A Darker Road, the second Tales of the Automazombs book, is now available in print and ebook! You can find it on Amazon here.
All our opinions were good."
Unwilling to shell out the extra bucks so my sister could play as one of her cats, but I *thought* about it...
It all started after the 2016 election. The TESA Collective, which makes games and tools about social causes, was in a bind. They wanted to make a game that would inspire players to change the world, but they knew people also needed a break from all the shit.
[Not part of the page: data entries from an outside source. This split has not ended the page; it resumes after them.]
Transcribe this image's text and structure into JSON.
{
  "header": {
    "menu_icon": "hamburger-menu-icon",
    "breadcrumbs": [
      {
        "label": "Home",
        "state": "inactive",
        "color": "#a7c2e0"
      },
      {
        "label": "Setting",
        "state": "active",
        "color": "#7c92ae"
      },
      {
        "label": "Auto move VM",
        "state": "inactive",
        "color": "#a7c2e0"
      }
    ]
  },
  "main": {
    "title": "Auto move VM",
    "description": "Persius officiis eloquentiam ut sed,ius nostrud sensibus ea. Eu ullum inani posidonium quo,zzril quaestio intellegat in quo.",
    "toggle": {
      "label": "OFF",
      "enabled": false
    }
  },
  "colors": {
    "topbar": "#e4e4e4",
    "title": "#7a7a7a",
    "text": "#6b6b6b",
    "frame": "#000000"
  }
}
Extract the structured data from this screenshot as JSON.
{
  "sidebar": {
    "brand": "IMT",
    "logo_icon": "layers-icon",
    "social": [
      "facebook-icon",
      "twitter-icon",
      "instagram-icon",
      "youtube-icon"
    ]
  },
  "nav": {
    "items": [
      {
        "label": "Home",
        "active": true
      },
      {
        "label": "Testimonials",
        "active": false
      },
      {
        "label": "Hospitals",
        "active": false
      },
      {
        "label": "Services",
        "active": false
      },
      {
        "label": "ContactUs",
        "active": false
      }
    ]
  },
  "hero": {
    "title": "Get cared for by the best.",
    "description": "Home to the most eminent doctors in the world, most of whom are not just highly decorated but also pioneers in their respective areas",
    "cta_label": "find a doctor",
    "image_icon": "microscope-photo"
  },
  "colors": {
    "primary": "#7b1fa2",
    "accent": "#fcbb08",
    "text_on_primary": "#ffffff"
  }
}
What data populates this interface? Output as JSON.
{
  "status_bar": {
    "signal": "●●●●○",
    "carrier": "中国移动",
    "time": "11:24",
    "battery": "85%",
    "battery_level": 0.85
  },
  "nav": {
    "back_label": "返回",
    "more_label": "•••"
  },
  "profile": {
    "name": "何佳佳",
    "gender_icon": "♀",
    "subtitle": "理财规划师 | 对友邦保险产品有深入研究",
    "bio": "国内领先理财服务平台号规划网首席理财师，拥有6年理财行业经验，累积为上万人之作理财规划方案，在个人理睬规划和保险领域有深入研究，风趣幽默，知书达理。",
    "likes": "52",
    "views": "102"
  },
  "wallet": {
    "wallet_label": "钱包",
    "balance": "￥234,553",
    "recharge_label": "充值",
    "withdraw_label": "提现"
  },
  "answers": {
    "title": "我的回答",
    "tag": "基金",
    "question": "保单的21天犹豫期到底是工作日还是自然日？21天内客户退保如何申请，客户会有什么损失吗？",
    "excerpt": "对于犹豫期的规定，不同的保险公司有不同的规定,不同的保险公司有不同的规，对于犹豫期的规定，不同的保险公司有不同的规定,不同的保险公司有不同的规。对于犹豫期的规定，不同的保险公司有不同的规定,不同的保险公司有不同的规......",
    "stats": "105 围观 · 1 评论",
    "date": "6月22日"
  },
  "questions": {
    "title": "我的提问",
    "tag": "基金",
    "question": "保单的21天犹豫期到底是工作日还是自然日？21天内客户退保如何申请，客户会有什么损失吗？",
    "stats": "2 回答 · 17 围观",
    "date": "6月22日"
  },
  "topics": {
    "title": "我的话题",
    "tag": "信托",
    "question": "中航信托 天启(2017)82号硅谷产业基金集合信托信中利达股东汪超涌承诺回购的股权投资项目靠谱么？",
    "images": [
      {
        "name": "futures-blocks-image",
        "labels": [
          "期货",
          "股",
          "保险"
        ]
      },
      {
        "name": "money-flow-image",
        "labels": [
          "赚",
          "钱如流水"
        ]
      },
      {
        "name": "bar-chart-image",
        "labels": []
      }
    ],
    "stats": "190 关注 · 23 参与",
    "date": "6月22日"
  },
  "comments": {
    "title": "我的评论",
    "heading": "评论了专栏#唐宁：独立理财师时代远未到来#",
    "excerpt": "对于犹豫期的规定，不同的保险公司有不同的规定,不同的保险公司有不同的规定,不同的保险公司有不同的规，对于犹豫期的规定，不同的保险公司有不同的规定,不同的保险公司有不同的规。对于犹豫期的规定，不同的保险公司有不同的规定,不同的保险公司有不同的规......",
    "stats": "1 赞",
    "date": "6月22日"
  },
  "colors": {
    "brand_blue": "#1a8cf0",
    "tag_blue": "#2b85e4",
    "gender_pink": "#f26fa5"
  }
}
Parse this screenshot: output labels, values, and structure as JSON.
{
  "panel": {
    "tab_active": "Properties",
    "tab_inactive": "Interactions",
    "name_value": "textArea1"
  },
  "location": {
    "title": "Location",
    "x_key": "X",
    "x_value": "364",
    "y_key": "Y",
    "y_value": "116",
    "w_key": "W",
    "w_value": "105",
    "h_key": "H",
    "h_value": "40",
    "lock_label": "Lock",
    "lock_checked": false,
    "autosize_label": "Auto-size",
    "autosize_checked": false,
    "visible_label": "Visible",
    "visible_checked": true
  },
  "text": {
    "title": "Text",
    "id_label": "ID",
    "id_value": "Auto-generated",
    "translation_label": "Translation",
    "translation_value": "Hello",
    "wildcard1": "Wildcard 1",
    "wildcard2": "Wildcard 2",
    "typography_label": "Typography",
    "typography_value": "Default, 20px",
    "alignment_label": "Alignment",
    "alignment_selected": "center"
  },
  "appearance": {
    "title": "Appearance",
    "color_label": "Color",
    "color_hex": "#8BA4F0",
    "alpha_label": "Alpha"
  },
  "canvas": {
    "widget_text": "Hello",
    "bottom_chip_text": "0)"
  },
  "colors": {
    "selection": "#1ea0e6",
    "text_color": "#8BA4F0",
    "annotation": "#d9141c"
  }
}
How could they accomplish their goal and combat the…
Biochemist Roger Tsien won the 2008 Nobel prize in chemistry for his contributions to knowledge of green fluorescent protein, a complex of amino acid residues that glow vividly when exposed to ultraviolet light.
Inspired, Nathan Shaner, a researcher in Tsien’s lab, painted this San Diego beach scene using an eight-color palette of bacterial colonies expressing fluorescent proteins.
- A call to a sick seal on a beach was in fact a duvet
- Also a possible dead dog on a beach was another duvet
- An injured crow was a black bag
- A stray pug was called in and was in fact a frog
- A dead gull hanging from a fence was a carrier bag
- An injured bird was a blonde wig
- Birds of prey often turn out to be pigeons
- A hedgehog rescue once turned out to be a pine cone
- A pregnant cat turned out to be a neutered male
- A call for a shark in trouble was a fish
In June 2016 a member of the public brought in a “dead cat” that turned out to be a dog puppet (“a very muddy, wet, insect covered, cold, collapsed small dog with an injured nose”).
“Both the finder and I were extremely relieved and where an air of sadness had been at the GSPCA it soon turned to laughter,” said SPCA manager Steve Byrne.
They advertised for the owner on Facebook, but I don’t know that anyone ever responded.
Pygmy marmosets are from South America. At 3.5 ounces, they are the world's smallest monkey (but not quite the world's smallest primate -- that honor goes to 2 ounce pygmy tarsier of central Sulawesi, Indonesia). Enjoy this video of pygmy marmosets enjoying some grapes, which look like beach balls in their hands.
Image: Aardvark video screengrab
The stuff nightmares are made of: TEETH NAILS.
I'm fighting tooth and nail to express my "thanks" to Nail_Sunny, the Russian nail art chain who created these monsters. https://www.instagram.com/p/BihcTumFZgk/?taken-by=nail_sunny